Saturday, December 05, 2009
In investing, similar to knowing your position in poker, you must know where you are relative to the general market. The more bullish the crowd, the more bearish get. It is for this reason that after a 60% rally, I don't go "guns blazing" into any investment. I currently sit with a 5% short on the market, 5% long Berkshire, and 90% cash.
Another similarity between poker and investing is the discovery process of the fulcrum security. For example, during a contentious bankruptcy usually there's a valuation fight where creditors argue for how much debt the underlying company can support. This is a critical process because it frequently determines which lender gets the post-reorganization equity, and which lender gets nothing. The lower you are in the company's debt structure, the less likely you get a pay day.
In poker, I like to think of the fulcrum security as the minimum bet necessary to cause the other players around the table to question what they have with the goal of having them fold. What's fun about this is that it's a constantly evolving discovery process. While usually I think the fulcrum bet is somewhere between 5 to 10% of the initial buy-in, it can vary based on how long the game has been playing, the amount of alcohol consumed, the familiarity of the players and countless other factors.

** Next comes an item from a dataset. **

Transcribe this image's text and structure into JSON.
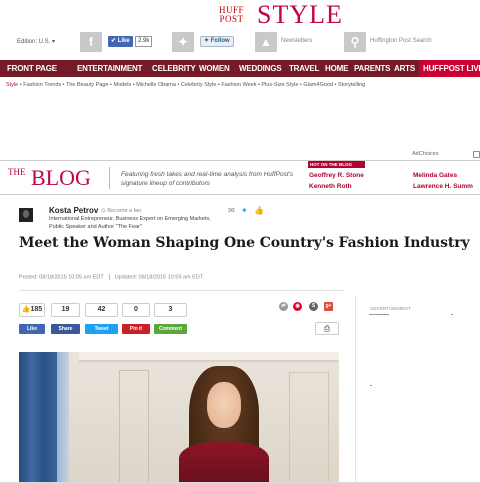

Anywho, those are just my random musings on cards vs. investing, and that said there are many differences between the two that need to be appreciated and will be discussed in the future. Until then one of may favorite quotes that captures the difference is from a recent Bloomberg article: “In poker, people are used to not sitting back and waiting for the fat pitch...they’re used to skirting the edge of ruin and they learn the tools of how to do that.”
2. To follow up on my last post on shorting the market, I've settled on not betting. While I have strong conviction that we are due for a near-term pull-back, the risk return profile (like pot-odds) totally isn't worth it. For example, how much can I profit from betting against the market? In all likelihood the range is from 10-30%. Given that I almost never buy stocks with only a 30% upside, why should I make an exception for shorting the market? The answer is that I shouldn't. Despite the frustration of sitting on the sidelines (much like the frustration of mucking a lot of bad hands), a full chip stack is worth a lot more when everyone else is panicking.